DIRECTIONS:
The whole listing should be retyped word for word, apart from the pictures it holds.
_ _ _ _ _ _ _
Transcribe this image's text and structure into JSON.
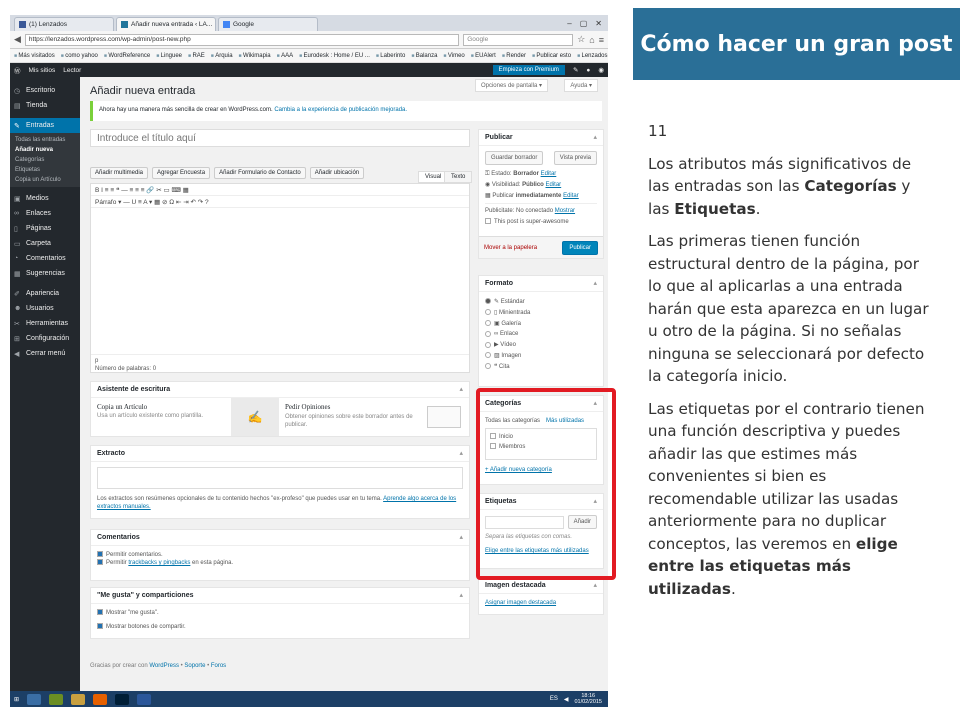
{
  "slide": {
    "title": "Cómo hacer un gran post",
    "number": "11",
    "p1_a": "Los atributos más significativos de las entradas son las ",
    "p1_b": "Categorías",
    "p1_c": " y las ",
    "p1_d": "Etiquetas",
    "p1_e": ".",
    "p2": "Las primeras tienen función estructural dentro de la página, por lo que al aplicarlas a una entrada harán que esta aparezca en un lugar u otro de la página. Si no señalas ninguna se seleccionará por defecto la categoría inicio.",
    "p3_a": "Las etiquetas por el contrario tienen una función descriptiva y puedes añadir las que estimes más convenientes si bien es recomendable utilizar las usadas anteriormente para no duplicar conceptos, las veremos en ",
    "p3_b": "elige entre las etiquetas más utilizadas",
    "p3_c": "."
  },
  "browser": {
    "tabs": [
      "(1) Lenzados",
      "Añadir nueva entrada ‹ LA...",
      "Google"
    ],
    "url": "https://lenzados.wordpress.com/wp-admin/post-new.php",
    "search_placeholder": "Google",
    "bookmarks": [
      "Más visitados",
      "como yahoo",
      "WordReference",
      "Linguee",
      "RAE",
      "Arquia",
      "Wikimapia",
      "AAA",
      "Eurodesk : Home / EU ...",
      "Laberinto",
      "Balanza",
      "Vimeo",
      "EUAlert",
      "Render",
      "Publicar esto",
      "Lenzados"
    ]
  },
  "adminbar": {
    "sites": "Mis sitios",
    "reader": "Lector",
    "premium": "Empieza con Premium"
  },
  "sidebar": {
    "items": [
      "Escritorio",
      "Tienda",
      "Entradas",
      "Medios",
      "Enlaces",
      "Páginas",
      "Carpeta",
      "Comentarios",
      "Sugerencias",
      "Apariencia",
      "Usuarios",
      "Herramientas",
      "Configuración",
      "Cerrar menú"
    ],
    "sub": [
      "Todas las entradas",
      "Añadir nueva",
      "Categorías",
      "Etiquetas",
      "Copia un Artículo"
    ]
  },
  "main": {
    "screen_options": "Opciones de pantalla ▾",
    "help": "Ayuda ▾",
    "page_title": "Añadir nueva entrada",
    "notice": "Ahora hay una manera más sencilla de crear en WordPress.com.",
    "notice_link": "Cambia a la experiencia de publicación mejorada.",
    "title_placeholder": "Introduce el título aquí",
    "media_buttons": [
      "Añadir multimedia",
      "Agregar Encuesta",
      "Añadir Formulario de Contacto",
      "Añadir ubicación"
    ],
    "visual_tab": "Visual",
    "text_tab": "Texto",
    "toolbar1": "B   I   ≡   ≡   ❝   —   ≡   ≡   ≡   🔗   ✂   ▭   ⌨   ▦",
    "toolbar2": "Párrafo   ▾   —   U   ≡   A ▾   ▦   ⊘   Ω   ⇤   ⇥   ↶   ↷   ?",
    "path": "p",
    "word_count": "Número de palabras: 0"
  },
  "writing_assistant": {
    "title": "Asistente de escritura",
    "copy_title": "Copia un Artículo",
    "copy_desc": "Usa un artículo existente como plantilla.",
    "feedback_title": "Pedir Opiniones",
    "feedback_desc": "Obtener opiniones sobre este borrador antes de publicar."
  },
  "excerpt": {
    "title": "Extracto",
    "help": "Los extractos son resúmenes opcionales de tu contenido hechos \"ex-profeso\" que puedes usar en tu tema.",
    "help_link": "Aprende algo acerca de los extractos manuales."
  },
  "comments": {
    "title": "Comentarios",
    "allow": "Permitir comentarios.",
    "allow_pre": "Permitir",
    "trackbacks": "trackbacks y pingbacks",
    "trackbacks_post": "en esta página."
  },
  "likes": {
    "title": "\"Me gusta\" y comparticiones",
    "show_likes": "Mostrar \"me gusta\".",
    "show_share": "Mostrar botones de compartir."
  },
  "footer": {
    "prefix": "Gracias por crear con",
    "wp": "WordPress",
    "support": "Soporte",
    "forums": "Foros"
  },
  "publish": {
    "title": "Publicar",
    "save_draft": "Guardar borrador",
    "preview": "Vista previa",
    "status_label": "Estado:",
    "status_value": "Borrador",
    "visibility_label": "Visibilidad:",
    "visibility_value": "Público",
    "publish_label": "Publicar",
    "publish_value": "inmediatamente",
    "edit": "Editar",
    "publicize_label": "Publicitate: No conectado",
    "publicize_link": "Mostrar",
    "awesome": "This post is super-awesome",
    "trash": "Mover a la papelera",
    "publish_button": "Publicar"
  },
  "format": {
    "title": "Formato",
    "options": [
      "Estándar",
      "Minientrada",
      "Galería",
      "Enlace",
      "Vídeo",
      "Imagen",
      "Cita"
    ]
  },
  "categories": {
    "title": "Categorías",
    "tab_all": "Todas las categorías",
    "tab_used": "Más utilizadas",
    "items": [
      "Inicio",
      "Miembros"
    ],
    "add": "+ Añadir nueva categoría"
  },
  "tags": {
    "title": "Etiquetas",
    "add_button": "Añadir",
    "hint": "Separa las etiquetas con comas.",
    "choose": "Elige entre las etiquetas más utilizadas"
  },
  "featured": {
    "title": "Imagen destacada",
    "link": "Asignar imagen destacada"
  },
  "taskbar": {
    "lang": "ES",
    "time": "18:16",
    "date": "01/02/2015"
  },
  "colors": {
    "accent": "#2a6f97",
    "wp_blue": "#0073aa",
    "annotation": "#e21a22"
  }
}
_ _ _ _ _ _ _
SOLVED PROBLEM:
Transcribe this image's text and structure into JSON.
{
  "slide": {
    "title": "Cómo hacer un gran post",
    "number": "11",
    "p1_a": "Los atributos más significativos de las entradas son las ",
    "p1_b": "Categorías",
    "p1_c": " y las ",
    "p1_d": "Etiquetas",
    "p1_e": ".",
    "p2": "Las primeras tienen función estructural dentro de la página, por lo que al aplicarlas a una entrada harán que esta aparezca en un lugar u otro de la página. Si no señalas ninguna se seleccionará por defecto la categoría inicio.",
    "p3_a": "Las etiquetas por el contrario tienen una función descriptiva y puedes añadir las que estimes más convenientes si bien es recomendable utilizar las usadas anteriormente para no duplicar conceptos, las veremos en ",
    "p3_b": "elige entre las etiquetas más utilizadas",
    "p3_c": "."
  },
  "browser": {
    "tabs": [
      "(1) Lenzados",
      "Añadir nueva entrada ‹ LA...",
      "Google"
    ],
    "url": "https://lenzados.wordpress.com/wp-admin/post-new.php",
    "search_placeholder": "Google",
    "bookmarks": [
      "Más visitados",
      "como yahoo",
      "WordReference",
      "Linguee",
      "RAE",
      "Arquia",
      "Wikimapia",
      "AAA",
      "Eurodesk : Home / EU ...",
      "Laberinto",
      "Balanza",
      "Vimeo",
      "EUAlert",
      "Render",
      "Publicar esto",
      "Lenzados"
    ]
  },
  "adminbar": {
    "sites": "Mis sitios",
    "reader": "Lector",
    "premium": "Empieza con Premium"
  },
  "sidebar": {
    "items": [
      "Escritorio",
      "Tienda",
      "Entradas",
      "Medios",
      "Enlaces",
      "Páginas",
      "Carpeta",
      "Comentarios",
      "Sugerencias",
      "Apariencia",
      "Usuarios",
      "Herramientas",
      "Configuración",
      "Cerrar menú"
    ],
    "sub": [
      "Todas las entradas",
      "Añadir nueva",
      "Categorías",
      "Etiquetas",
      "Copia un Artículo"
    ]
  },
  "main": {
    "screen_options": "Opciones de pantalla ▾",
    "help": "Ayuda ▾",
    "page_title": "Añadir nueva entrada",
    "notice": "Ahora hay una manera más sencilla de crear en WordPress.com.",
    "notice_link": "Cambia a la experiencia de publicación mejorada.",
    "title_placeholder": "Introduce el título aquí",
    "media_buttons": [
      "Añadir multimedia",
      "Agregar Encuesta",
      "Añadir Formulario de Contacto",
      "Añadir ubicación"
    ],
    "visual_tab": "Visual",
    "text_tab": "Texto",
    "toolbar1": "B   I   ≡   ≡   ❝   —   ≡   ≡   ≡   🔗   ✂   ▭   ⌨   ▦",
    "toolbar2": "Párrafo   ▾   —   U   ≡   A ▾   ▦   ⊘   Ω   ⇤   ⇥   ↶   ↷   ?",
    "path": "p",
    "word_count": "Número de palabras: 0"
  },
  "writing_assistant": {
    "title": "Asistente de escritura",
    "copy_title": "Copia un Artículo",
    "copy_desc": "Usa un artículo existente como plantilla.",
    "feedback_title": "Pedir Opiniones",
    "feedback_desc": "Obtener opiniones sobre este borrador antes de publicar."
  },
  "excerpt": {
    "title": "Extracto",
    "help": "Los extractos son resúmenes opcionales de tu contenido hechos \"ex-profeso\" que puedes usar en tu tema.",
    "help_link": "Aprende algo acerca de los extractos manuales."
  },
  "comments": {
    "title": "Comentarios",
    "allow": "Permitir comentarios.",
    "allow_pre": "Permitir",
    "trackbacks": "trackbacks y pingbacks",
    "trackbacks_post": "en esta página."
  },
  "likes": {
    "title": "\"Me gusta\" y comparticiones",
    "show_likes": "Mostrar \"me gusta\".",
    "show_share": "Mostrar botones de compartir."
  },
  "footer": {
    "prefix": "Gracias por crear con",
    "wp": "WordPress",
    "support": "Soporte",
    "forums": "Foros"
  },
  "publish": {
    "title": "Publicar",
    "save_draft": "Guardar borrador",
    "preview": "Vista previa",
    "status_label": "Estado:",
    "status_value": "Borrador",
    "visibility_label": "Visibilidad:",
    "visibility_value": "Público",
    "publish_label": "Publicar",
    "publish_value": "inmediatamente",
    "edit": "Editar",
    "publicize_label": "Publicitate: No conectado",
    "publicize_link": "Mostrar",
    "awesome": "This post is super-awesome",
    "trash": "Mover a la papelera",
    "publish_button": "Publicar"
  },
  "format": {
    "title": "Formato",
    "options": [
      "Estándar",
      "Minientrada",
      "Galería",
      "Enlace",
      "Vídeo",
      "Imagen",
      "Cita"
    ]
  },
  "categories": {
    "title": "Categorías",
    "tab_all": "Todas las categorías",
    "tab_used": "Más utilizadas",
    "items": [
      "Inicio",
      "Miembros"
    ],
    "add": "+ Añadir nueva categoría"
  },
  "tags": {
    "title": "Etiquetas",
    "add_button": "Añadir",
    "hint": "Separa las etiquetas con comas.",
    "choose": "Elige entre las etiquetas más utilizadas"
  },
  "featured": {
    "title": "Imagen destacada",
    "link": "Asignar imagen destacada"
  },
  "taskbar": {
    "lang": "ES",
    "time": "18:16",
    "date": "01/02/2015"
  },
  "colors": {
    "accent": "#2a6f97",
    "wp_blue": "#0073aa",
    "annotation": "#e21a22"
  }
}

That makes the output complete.